=== Work order ===
Among the entries, find the lines with the string "thumb" and report them.

==== The data ====

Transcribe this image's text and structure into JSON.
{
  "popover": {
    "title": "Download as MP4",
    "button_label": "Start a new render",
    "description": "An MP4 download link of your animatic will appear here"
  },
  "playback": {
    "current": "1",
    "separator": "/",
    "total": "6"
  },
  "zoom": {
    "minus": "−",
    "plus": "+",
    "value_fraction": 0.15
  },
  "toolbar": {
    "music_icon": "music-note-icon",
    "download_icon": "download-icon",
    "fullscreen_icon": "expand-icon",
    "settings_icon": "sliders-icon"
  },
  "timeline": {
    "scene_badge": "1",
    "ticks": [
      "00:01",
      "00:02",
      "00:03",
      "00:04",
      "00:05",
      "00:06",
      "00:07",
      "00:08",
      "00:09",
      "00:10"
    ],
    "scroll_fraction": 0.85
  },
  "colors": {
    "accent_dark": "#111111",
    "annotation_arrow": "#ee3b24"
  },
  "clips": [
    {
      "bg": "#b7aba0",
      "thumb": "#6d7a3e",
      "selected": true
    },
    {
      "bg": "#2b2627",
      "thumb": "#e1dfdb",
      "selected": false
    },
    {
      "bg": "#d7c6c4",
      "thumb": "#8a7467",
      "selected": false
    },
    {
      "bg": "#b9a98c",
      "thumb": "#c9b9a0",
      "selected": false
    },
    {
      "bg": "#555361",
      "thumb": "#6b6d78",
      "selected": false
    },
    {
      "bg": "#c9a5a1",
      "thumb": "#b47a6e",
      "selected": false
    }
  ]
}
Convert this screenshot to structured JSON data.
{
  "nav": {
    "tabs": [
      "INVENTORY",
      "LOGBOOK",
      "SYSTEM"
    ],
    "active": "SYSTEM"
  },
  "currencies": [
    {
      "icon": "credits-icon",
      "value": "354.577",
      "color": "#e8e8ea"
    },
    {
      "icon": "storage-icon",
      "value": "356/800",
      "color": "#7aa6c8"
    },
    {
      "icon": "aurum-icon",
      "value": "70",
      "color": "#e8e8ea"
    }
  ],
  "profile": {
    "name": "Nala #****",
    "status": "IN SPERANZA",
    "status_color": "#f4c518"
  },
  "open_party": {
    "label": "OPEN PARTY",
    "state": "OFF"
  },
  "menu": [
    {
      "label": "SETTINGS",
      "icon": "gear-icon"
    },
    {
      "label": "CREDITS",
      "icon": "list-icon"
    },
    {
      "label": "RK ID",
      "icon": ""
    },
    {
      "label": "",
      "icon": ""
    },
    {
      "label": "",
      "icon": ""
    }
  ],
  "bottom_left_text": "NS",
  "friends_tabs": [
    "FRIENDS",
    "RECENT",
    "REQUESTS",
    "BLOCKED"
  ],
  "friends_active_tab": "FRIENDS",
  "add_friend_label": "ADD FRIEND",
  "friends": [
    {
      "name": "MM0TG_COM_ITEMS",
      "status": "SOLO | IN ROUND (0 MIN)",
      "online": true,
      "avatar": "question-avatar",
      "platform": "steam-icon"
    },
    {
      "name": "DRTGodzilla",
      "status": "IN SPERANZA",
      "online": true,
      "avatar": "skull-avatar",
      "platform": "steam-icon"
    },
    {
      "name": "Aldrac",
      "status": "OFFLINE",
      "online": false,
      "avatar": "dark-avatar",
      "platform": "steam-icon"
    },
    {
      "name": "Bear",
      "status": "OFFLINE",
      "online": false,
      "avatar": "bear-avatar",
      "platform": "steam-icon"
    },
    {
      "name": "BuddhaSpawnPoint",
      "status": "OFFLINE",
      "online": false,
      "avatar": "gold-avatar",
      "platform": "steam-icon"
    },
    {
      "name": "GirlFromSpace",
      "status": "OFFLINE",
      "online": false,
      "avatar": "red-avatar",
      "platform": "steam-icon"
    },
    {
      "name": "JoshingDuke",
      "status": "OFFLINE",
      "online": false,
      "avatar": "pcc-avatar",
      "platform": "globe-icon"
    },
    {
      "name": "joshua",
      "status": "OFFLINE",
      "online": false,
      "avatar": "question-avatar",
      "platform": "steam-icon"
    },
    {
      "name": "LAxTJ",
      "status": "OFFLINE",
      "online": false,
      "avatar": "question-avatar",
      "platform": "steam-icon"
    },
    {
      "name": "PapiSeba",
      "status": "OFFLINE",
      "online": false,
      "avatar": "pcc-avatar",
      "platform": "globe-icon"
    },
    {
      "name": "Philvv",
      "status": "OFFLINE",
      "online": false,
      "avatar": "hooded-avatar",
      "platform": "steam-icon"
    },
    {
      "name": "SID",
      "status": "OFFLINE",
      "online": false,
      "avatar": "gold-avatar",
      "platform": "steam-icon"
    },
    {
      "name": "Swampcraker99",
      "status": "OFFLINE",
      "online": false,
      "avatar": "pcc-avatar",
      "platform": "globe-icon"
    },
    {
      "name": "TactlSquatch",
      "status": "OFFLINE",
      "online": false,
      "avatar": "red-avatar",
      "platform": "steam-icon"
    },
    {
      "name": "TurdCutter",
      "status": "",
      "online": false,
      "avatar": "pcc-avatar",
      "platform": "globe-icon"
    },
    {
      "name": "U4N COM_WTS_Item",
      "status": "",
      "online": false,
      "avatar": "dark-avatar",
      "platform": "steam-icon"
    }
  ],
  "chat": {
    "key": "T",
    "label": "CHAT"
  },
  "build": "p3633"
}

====

=== Task answer ===
      "thumb": "#6d7a3e",
      "thumb": "#e1dfdb",
      "thumb": "#8a7467",
      "thumb": "#c9b9a0",
      "thumb": "#6b6d78",
      "thumb": "#b47a6e",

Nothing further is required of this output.